Large-scale adoption of emerging agricultural technologies and innovations could be the cure to endemic challenges facing African small-holder farmers including diseases, pests and climatic stresses, scientists said on Monday.
Denis Kyetere, outgoing executive director, African Agricultural Technology Foundation (AATF) said that transforming subsistence farming in the continent lies in greater uptake of innovations and improved market linkages.
“Access to targeted, affordable agricultural innovations is key to address challenges facing African farmers ranging from impact of climate change and poor soil fertility,” Kyetere said at a virtual briefing in Nairobi.
He said that a robust partnership between governments, industry and research bodies has facilitated the deployment of technologies and innovations in Sub-Saharan Africa in order to boost the productivity of staples like maize, millet and rice.
Kyetere said the launch of an improved cowpea variety in Nigeria slated for Tuesday will mark a key milestone in harnessing new breeding technologies to develop high-yielding crops and tackle Africa’s malnutrition crisis.
According to Kyetere, the improved cowpea which is resistant to lethal pests, is not only high yielding but will also lead to reduced use of pesticides by farmers from eight times per cropping season to two.
He said that enhanced yield for Nigerian farmers will help address the national cowpea demand deficit of about 500,000 tonnes and improve the national productivity average of 350 kg per hectare.

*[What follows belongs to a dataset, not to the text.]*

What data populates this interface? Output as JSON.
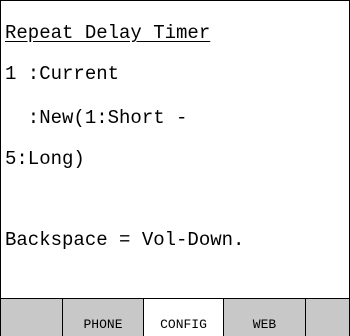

Kyetere said smallholder farmers in Kenya, Ethiopia and Mozambique could soon commence planting genetically engineered maize that is tolerant to drought and voracious pests like fall armyworm, subject to regulatory approval.
He said there was urgency for African governments to create a conducive policy and regulatory environment to facilitate uptake of agricultural innovations at the small-holder level, boost food security and rural incomes.
Kyetere said that ongoing efforts to transform cassava value chains in Nigeria, Zambia, Uganda and Tanzania through mechanization and agro-processing have boosted yields and income for local farmers.
Ousmane Badiane, chair of AATF Board of Trustees said that providing African smallholder farmers with affordable and user-friendly technologies and innovations is key to realize sustainable development goals related to ending extreme poverty, hunger and malnutrition.
Badiane said that targeted deployment of agricultural biotechnology has transformed the livelihoods of African smallholder farmers through access to fast maturing, nutritious and disease-resistant food crops. Enditem
Culled from http://www.xinhuanet.com/english/africa/2021-06/29/c_1310032878.htm